Talal Asad addresses these questions through addressing the discourse of Secularism. Asad also starts saying that “If anything is agreed upon, it is that a straightforward narrative of progress from the religious to the secular is no longer acceptable. But does it follow that secularism is not universally valid?” He further argues that the fact that secularism emerged in a certain western context, under certain circumstances and relationships of the state, with that of religion, it cannot be considered universally valid, for all times. The rise of secularism with the modern nation-state is undisputed and he cites Charles Taylor as another eminent thinker who has mentioned this idea.

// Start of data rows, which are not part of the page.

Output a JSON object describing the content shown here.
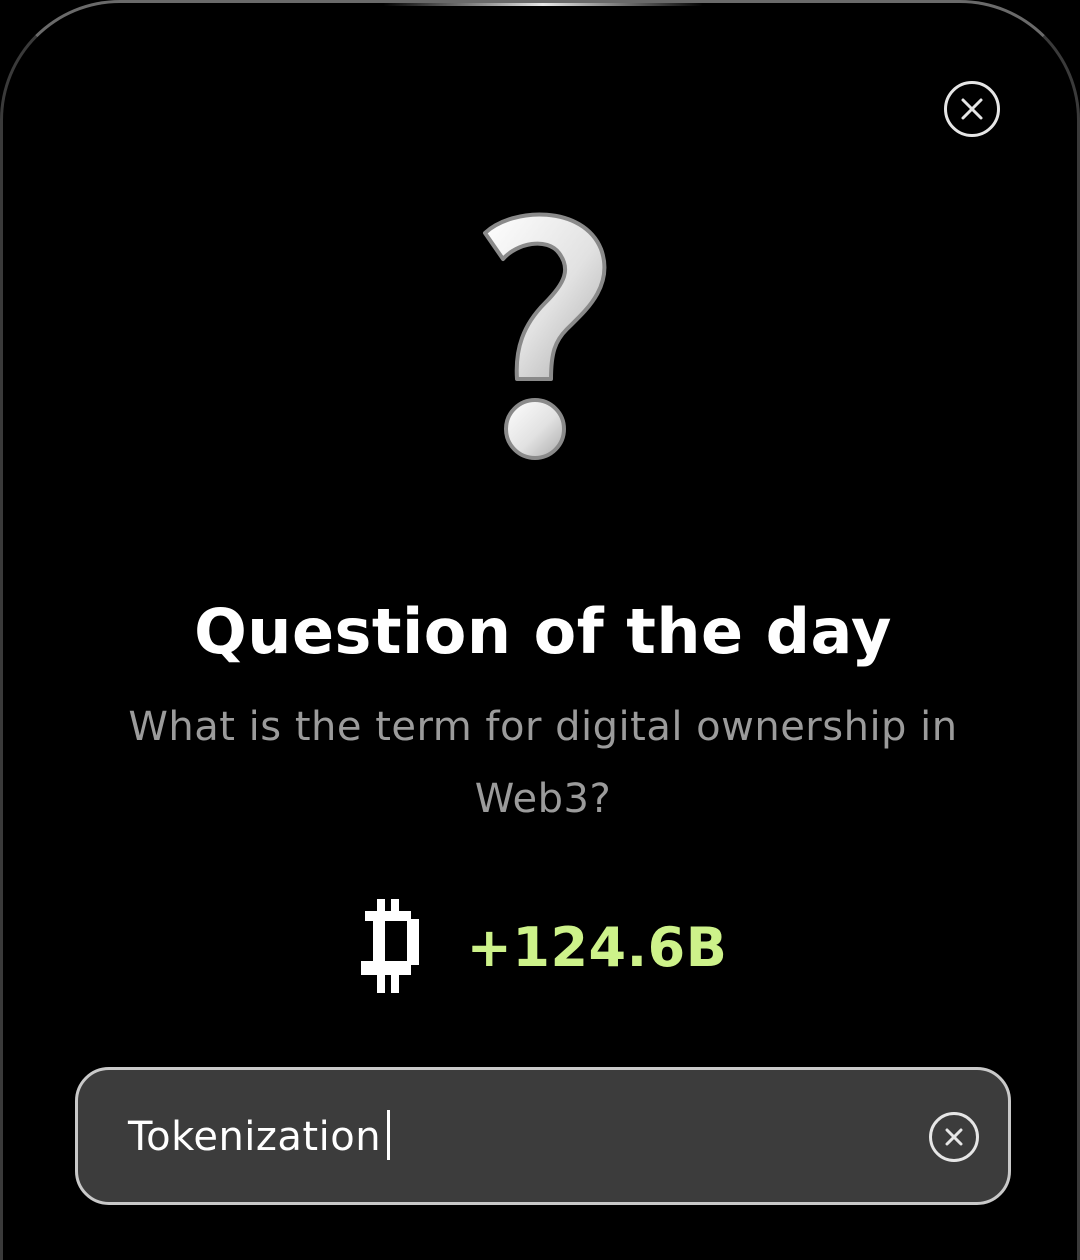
{
  "dialog": {
    "title": "Question of the day",
    "question": "What is the term for digital ownership in Web3?",
    "icon": "question-mark-icon",
    "close_icon": "close-icon"
  },
  "reward": {
    "currency_icon": "pixel-bitcoin-icon",
    "amount": "+124.6B",
    "amount_color": "#cdf28a"
  },
  "answer": {
    "value": "Tokenization",
    "clear_icon": "clear-icon"
  }
}
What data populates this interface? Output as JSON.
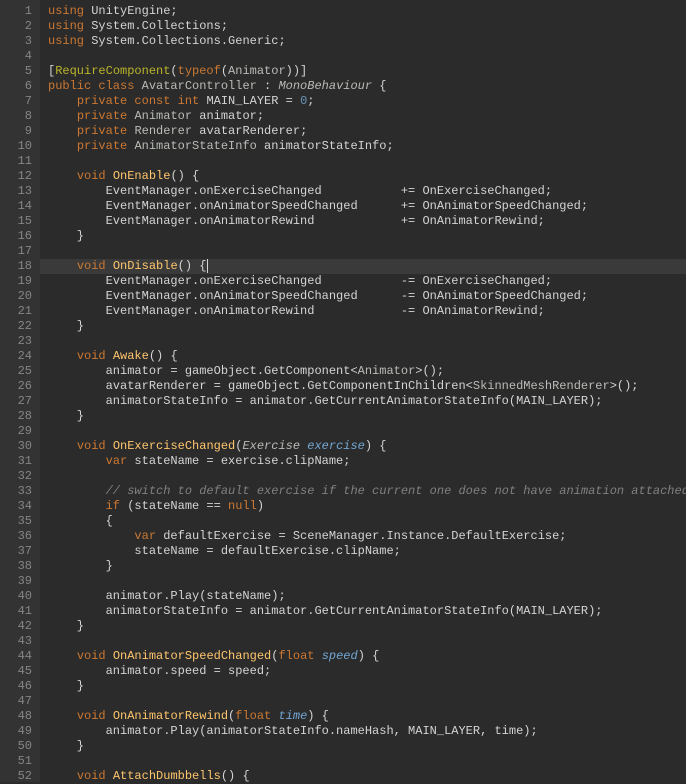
{
  "totalLines": 52,
  "activeLine": 18,
  "code": [
    [
      [
        "kw",
        "using"
      ],
      [
        "op",
        " UnityEngine;"
      ]
    ],
    [
      [
        "kw",
        "using"
      ],
      [
        "op",
        " System.Collections;"
      ]
    ],
    [
      [
        "kw",
        "using"
      ],
      [
        "op",
        " System.Collections.Generic;"
      ]
    ],
    [],
    [
      [
        "op",
        "["
      ],
      [
        "attr",
        "RequireComponent"
      ],
      [
        "op",
        "("
      ],
      [
        "kw",
        "typeof"
      ],
      [
        "op",
        "("
      ],
      [
        "class",
        "Animator"
      ],
      [
        "op",
        "))]"
      ]
    ],
    [
      [
        "kw",
        "public class"
      ],
      [
        "op",
        " "
      ],
      [
        "class",
        "AvatarController"
      ],
      [
        "op",
        " : "
      ],
      [
        "type",
        "MonoBehaviour"
      ],
      [
        "op",
        " {"
      ]
    ],
    [
      [
        "op",
        "    "
      ],
      [
        "kw",
        "private const "
      ],
      [
        "kw",
        "int"
      ],
      [
        "op",
        " MAIN_LAYER = "
      ],
      [
        "num",
        "0"
      ],
      [
        "op",
        ";"
      ]
    ],
    [
      [
        "op",
        "    "
      ],
      [
        "kw",
        "private"
      ],
      [
        "op",
        " "
      ],
      [
        "class",
        "Animator"
      ],
      [
        "op",
        " animator;"
      ]
    ],
    [
      [
        "op",
        "    "
      ],
      [
        "kw",
        "private"
      ],
      [
        "op",
        " "
      ],
      [
        "class",
        "Renderer"
      ],
      [
        "op",
        " avatarRenderer;"
      ]
    ],
    [
      [
        "op",
        "    "
      ],
      [
        "kw",
        "private"
      ],
      [
        "op",
        " "
      ],
      [
        "class",
        "AnimatorStateInfo"
      ],
      [
        "op",
        " animatorStateInfo;"
      ]
    ],
    [],
    [
      [
        "op",
        "    "
      ],
      [
        "kw",
        "void"
      ],
      [
        "op",
        " "
      ],
      [
        "method",
        "OnEnable"
      ],
      [
        "op",
        "() {"
      ]
    ],
    [
      [
        "op",
        "        EventManager.onExerciseChanged           += OnExerciseChanged;"
      ]
    ],
    [
      [
        "op",
        "        EventManager.onAnimatorSpeedChanged      += OnAnimatorSpeedChanged;"
      ]
    ],
    [
      [
        "op",
        "        EventManager.onAnimatorRewind            += OnAnimatorRewind;"
      ]
    ],
    [
      [
        "op",
        "    }"
      ]
    ],
    [],
    [
      [
        "op",
        "    "
      ],
      [
        "kw",
        "void"
      ],
      [
        "op",
        " "
      ],
      [
        "method",
        "OnDisable"
      ],
      [
        "op",
        "() {"
      ],
      [
        "cursor",
        ""
      ]
    ],
    [
      [
        "op",
        "        EventManager.onExerciseChanged           -= OnExerciseChanged;"
      ]
    ],
    [
      [
        "op",
        "        EventManager.onAnimatorSpeedChanged      -= OnAnimatorSpeedChanged;"
      ]
    ],
    [
      [
        "op",
        "        EventManager.onAnimatorRewind            -= OnAnimatorRewind;"
      ]
    ],
    [
      [
        "op",
        "    }"
      ]
    ],
    [],
    [
      [
        "op",
        "    "
      ],
      [
        "kw",
        "void"
      ],
      [
        "op",
        " "
      ],
      [
        "method",
        "Awake"
      ],
      [
        "op",
        "() {"
      ]
    ],
    [
      [
        "op",
        "        animator = gameObject.GetComponent<"
      ],
      [
        "class",
        "Animator"
      ],
      [
        "op",
        ">();"
      ]
    ],
    [
      [
        "op",
        "        avatarRenderer = gameObject.GetComponentInChildren<"
      ],
      [
        "class",
        "SkinnedMeshRenderer"
      ],
      [
        "op",
        ">();"
      ]
    ],
    [
      [
        "op",
        "        animatorStateInfo = animator.GetCurrentAnimatorStateInfo(MAIN_LAYER);"
      ]
    ],
    [
      [
        "op",
        "    }"
      ]
    ],
    [],
    [
      [
        "op",
        "    "
      ],
      [
        "kw",
        "void"
      ],
      [
        "op",
        " "
      ],
      [
        "method",
        "OnExerciseChanged"
      ],
      [
        "op",
        "("
      ],
      [
        "type",
        "Exercise"
      ],
      [
        "op",
        " "
      ],
      [
        "param",
        "exercise"
      ],
      [
        "op",
        ") {"
      ]
    ],
    [
      [
        "op",
        "        "
      ],
      [
        "kw",
        "var"
      ],
      [
        "op",
        " stateName = exercise.clipName;"
      ]
    ],
    [],
    [
      [
        "op",
        "        "
      ],
      [
        "comment",
        "// switch to default exercise if the current one does not have animation attached"
      ]
    ],
    [
      [
        "op",
        "        "
      ],
      [
        "kw",
        "if"
      ],
      [
        "op",
        " (stateName == "
      ],
      [
        "kw",
        "null"
      ],
      [
        "op",
        ")"
      ]
    ],
    [
      [
        "op",
        "        {"
      ]
    ],
    [
      [
        "op",
        "            "
      ],
      [
        "kw",
        "var"
      ],
      [
        "op",
        " defaultExercise = SceneManager.Instance.DefaultExercise;"
      ]
    ],
    [
      [
        "op",
        "            stateName = defaultExercise.clipName;"
      ]
    ],
    [
      [
        "op",
        "        }"
      ]
    ],
    [],
    [
      [
        "op",
        "        animator.Play(stateName);"
      ]
    ],
    [
      [
        "op",
        "        animatorStateInfo = animator.GetCurrentAnimatorStateInfo(MAIN_LAYER);"
      ]
    ],
    [
      [
        "op",
        "    }"
      ]
    ],
    [],
    [
      [
        "op",
        "    "
      ],
      [
        "kw",
        "void"
      ],
      [
        "op",
        " "
      ],
      [
        "method",
        "OnAnimatorSpeedChanged"
      ],
      [
        "op",
        "("
      ],
      [
        "kw",
        "float"
      ],
      [
        "op",
        " "
      ],
      [
        "param",
        "speed"
      ],
      [
        "op",
        ") {"
      ]
    ],
    [
      [
        "op",
        "        animator.speed = speed;"
      ]
    ],
    [
      [
        "op",
        "    }"
      ]
    ],
    [],
    [
      [
        "op",
        "    "
      ],
      [
        "kw",
        "void"
      ],
      [
        "op",
        " "
      ],
      [
        "method",
        "OnAnimatorRewind"
      ],
      [
        "op",
        "("
      ],
      [
        "kw",
        "float"
      ],
      [
        "op",
        " "
      ],
      [
        "param",
        "time"
      ],
      [
        "op",
        ") {"
      ]
    ],
    [
      [
        "op",
        "        animator.Play(animatorStateInfo.nameHash, MAIN_LAYER, time);"
      ]
    ],
    [
      [
        "op",
        "    }"
      ]
    ],
    [],
    [
      [
        "op",
        "    "
      ],
      [
        "kw",
        "void"
      ],
      [
        "op",
        " "
      ],
      [
        "method",
        "AttachDumbbells"
      ],
      [
        "op",
        "() {"
      ]
    ]
  ]
}
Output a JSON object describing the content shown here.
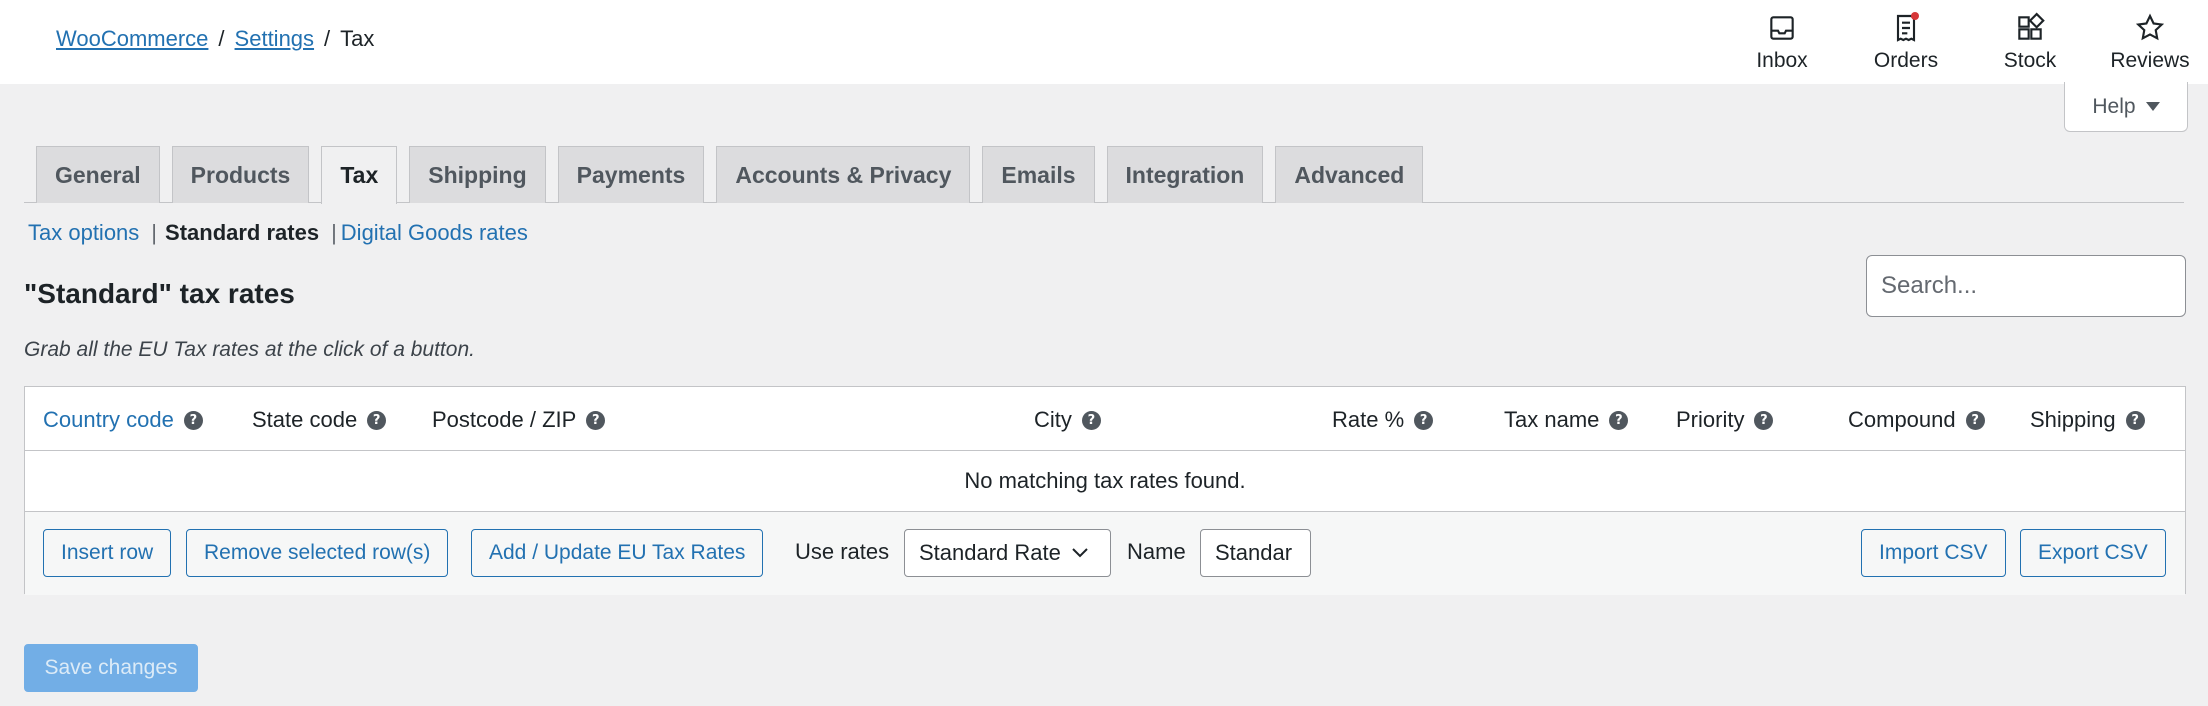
{
  "breadcrumb": {
    "root": "WooCommerce",
    "settings": "Settings",
    "separator": "/",
    "current": "Tax"
  },
  "activity_bar": [
    {
      "label": "Inbox",
      "icon": "inbox-icon"
    },
    {
      "label": "Orders",
      "icon": "orders-icon",
      "has_notification": true
    },
    {
      "label": "Stock",
      "icon": "stock-icon"
    },
    {
      "label": "Reviews",
      "icon": "reviews-icon"
    }
  ],
  "help": {
    "label": "Help"
  },
  "tabs": [
    "General",
    "Products",
    "Tax",
    "Shipping",
    "Payments",
    "Accounts & Privacy",
    "Emails",
    "Integration",
    "Advanced"
  ],
  "active_tab": "Tax",
  "subnav": {
    "tax_options": "Tax options",
    "standard_rates": "Standard rates",
    "digital_goods_rates": "Digital Goods rates",
    "separator": "|"
  },
  "page": {
    "title": "\"Standard\" tax rates",
    "description": "Grab all the EU Tax rates at the click of a button.",
    "search_placeholder": "Search..."
  },
  "table": {
    "columns": [
      "Country code",
      "State code",
      "Postcode / ZIP",
      "City",
      "Rate %",
      "Tax name",
      "Priority",
      "Compound",
      "Shipping"
    ],
    "empty_message": "No matching tax rates found."
  },
  "footer": {
    "insert_row": "Insert row",
    "remove_rows": "Remove selected row(s)",
    "add_update_eu": "Add / Update EU Tax Rates",
    "use_rates_label": "Use rates",
    "use_rates_value": "Standard Rate",
    "name_label": "Name",
    "name_value": "Standar",
    "import_csv": "Import CSV",
    "export_csv": "Export CSV"
  },
  "save": {
    "label": "Save changes"
  },
  "colors": {
    "link": "#2271b1",
    "primary_disabled": "#72aee6",
    "notification": "#d63638"
  }
}
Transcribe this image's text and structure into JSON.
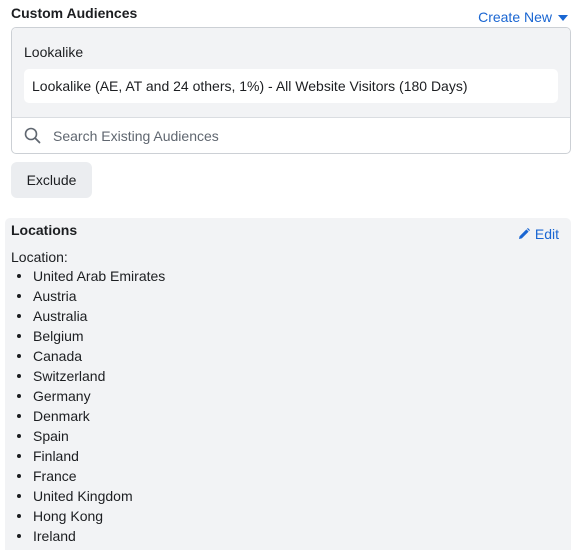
{
  "custom_audiences": {
    "title": "Custom Audiences",
    "create_new_label": "Create New",
    "group_label": "Lookalike",
    "selected_audience": "Lookalike (AE, AT and 24 others, 1%) - All Website Visitors (180 Days)",
    "search_placeholder": "Search Existing Audiences",
    "exclude_label": "Exclude"
  },
  "locations": {
    "title": "Locations",
    "edit_label": "Edit",
    "location_label": "Location:",
    "items": [
      "United Arab Emirates",
      "Austria",
      "Australia",
      "Belgium",
      "Canada",
      "Switzerland",
      "Germany",
      "Denmark",
      "Spain",
      "Finland",
      "France",
      "United Kingdom",
      "Hong Kong",
      "Ireland"
    ]
  },
  "colors": {
    "link": "#1a66d2",
    "panel_bg": "#f2f3f5",
    "border": "#ccd0d5",
    "button_bg": "#ebedf0"
  },
  "icons": {
    "search": "search-icon",
    "edit": "pencil-icon",
    "dropdown": "caret-down-icon"
  }
}
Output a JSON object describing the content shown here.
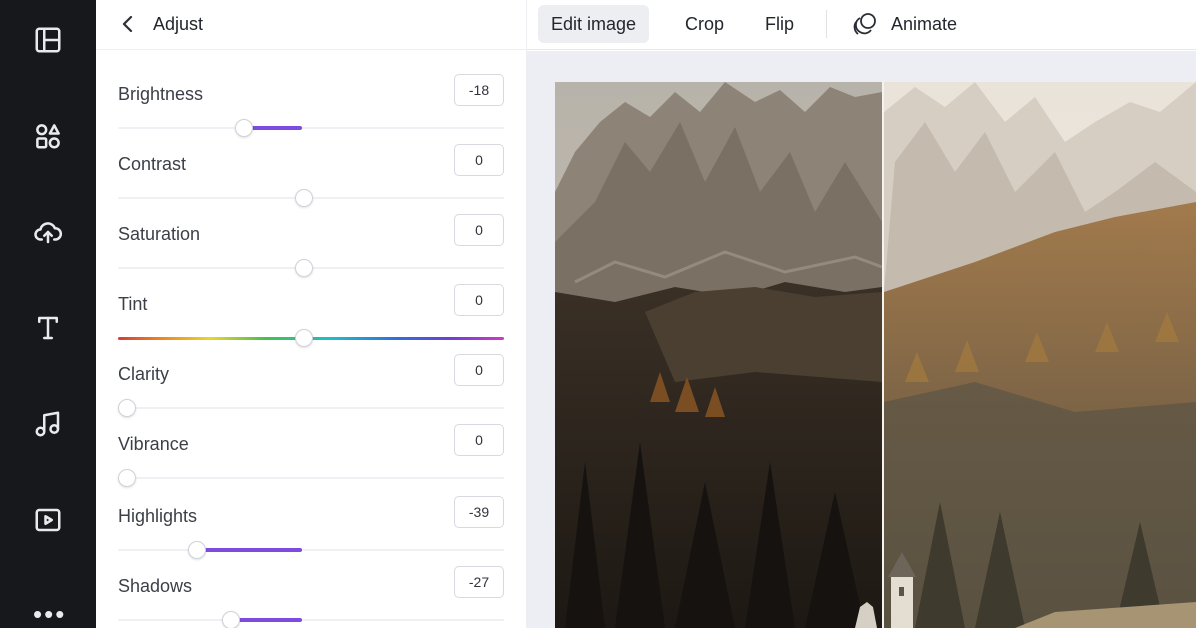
{
  "sidebar": {
    "icons": [
      "layout-icon",
      "elements-icon",
      "uploads-icon",
      "text-icon",
      "audio-icon",
      "video-icon"
    ],
    "more_label": "•••"
  },
  "adjust_panel": {
    "title": "Adjust",
    "items": [
      {
        "label": "Brightness",
        "value": "-18"
      },
      {
        "label": "Contrast",
        "value": "0"
      },
      {
        "label": "Saturation",
        "value": "0"
      },
      {
        "label": "Tint",
        "value": "0"
      },
      {
        "label": "Clarity",
        "value": "0"
      },
      {
        "label": "Vibrance",
        "value": "0"
      },
      {
        "label": "Highlights",
        "value": "-39"
      },
      {
        "label": "Shadows",
        "value": "-27"
      }
    ]
  },
  "toolbar": {
    "edit_image": "Edit image",
    "crop": "Crop",
    "flip": "Flip",
    "animate": "Animate"
  },
  "colors": {
    "accent": "#7d4be0",
    "rail": "#17181c",
    "canvas": "#eceef3"
  }
}
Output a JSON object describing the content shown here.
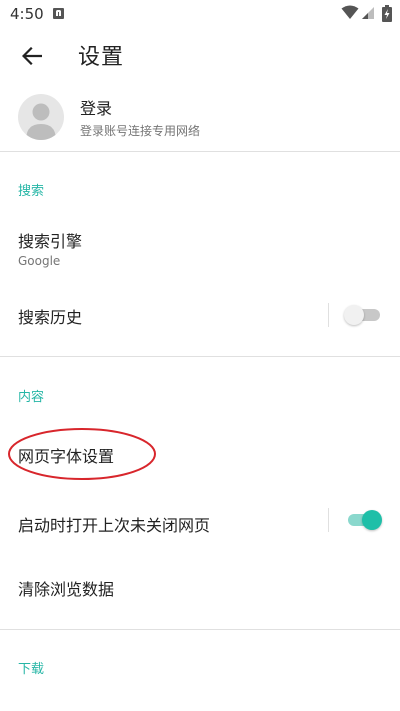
{
  "status_bar": {
    "time": "4:50"
  },
  "app_bar": {
    "title": "设置"
  },
  "account": {
    "title": "登录",
    "subtitle": "登录账号连接专用网络"
  },
  "sections": {
    "search": {
      "header": "搜索",
      "engine": {
        "title": "搜索引擎",
        "summary": "Google"
      },
      "history": {
        "title": "搜索历史",
        "enabled": false
      }
    },
    "content": {
      "header": "内容",
      "font": {
        "title": "网页字体设置"
      },
      "restore": {
        "title": "启动时打开上次未关闭网页",
        "enabled": true
      },
      "clear": {
        "title": "清除浏览数据"
      }
    },
    "download": {
      "header": "下载"
    }
  },
  "colors": {
    "accent": "#26b6a6",
    "switch_on": "#1fbfa8",
    "annotation": "#d8262c"
  }
}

            He further argues that the notion of secularism as used to denote a very clear set of ideals is also problematic, as in the west also there are several models of secularism for example that in England, where the Church has a prominent role to play in the affairs of the state, although indirectly. The definition of secularism and that of secular societies has scope to accommodate enough contradictions, he points out. The repeated intolerance in the United States, a largely Christian country with a secular constitution can still be understood as part of the characteristic that defines a ‘modern secular state,’ he says.

           

FBOs as a paradigmatic case

Faith-based organizations are unique in their reach and scope of services. With the growth of Catholic Church and increased diversity in the U.S. and also growth of other faith denominations in the country, the debate about the role of FBOs has become salient. Bill Clinton’s passage of the Charitable Choice and George W.Bush’s further championing of these initiatives in opening the Office of Faith-based Initiatives at the White House is seen widely as pushing a religious agenda in politics.

While this is partly true, the other side of the story is that the state has retrenched from its provision of social services. In a marketized economy, where these services were ‘outsourced’ to FBOs’, these organizations came to fill in the service. Though they have not been able to and possibly can never replace the government agencies, in terms of scope of work or their reach; they still exist and continue to provide important services.

FBOs can be seen as this bridge between religious institutions and the state – and in this sense, they are also controversial. Charitable choice provisions did make it possible for congregations to receive funds from the state directly. So, where does this leave us with? Are FBOs just proxies for the state and have the freedom to do their work, as long as they donot proselytize?

One of the ways to think of them is how Robert Wuthnow has argued – that is to look at them as organizations, who just have a different mission; but for all practical purposes, function as other secular organizations. A much deeper examination of organizational theory and dynamics is warranted here, and I will deal with that in another blog post. For now, suffice it to say that though there are different degrees of how much faith informs the mission of an FBO, not all are out to push their ‘religious’ agenda, as one would fear. There is some evidence that

So, in conclusion, I think there is space for FBOs in the public sphere and by extrapolation, for the expression of religion in the public sphere. Much good has come from religious expression too. Beyond the psychological explanation that Carl Jung pointed out. And for practical reasons – both at the level of individual and group identity, they are playing a key role in American society. When it comes to issues of social justice, equality and taking care of the vulnerable, FBOs are known to do a good job-infact, a better job than government agencies, as Robert Wuthnow and Ram Cnaan have pointed out in their research. FBOs can be helpful in solving many of our problems, but only if they do not end up promoting their own brand of religion/ sectarian ideology. This is critical for those recipients of their services, who do not agree with their ideology, to feel they are not being pressured.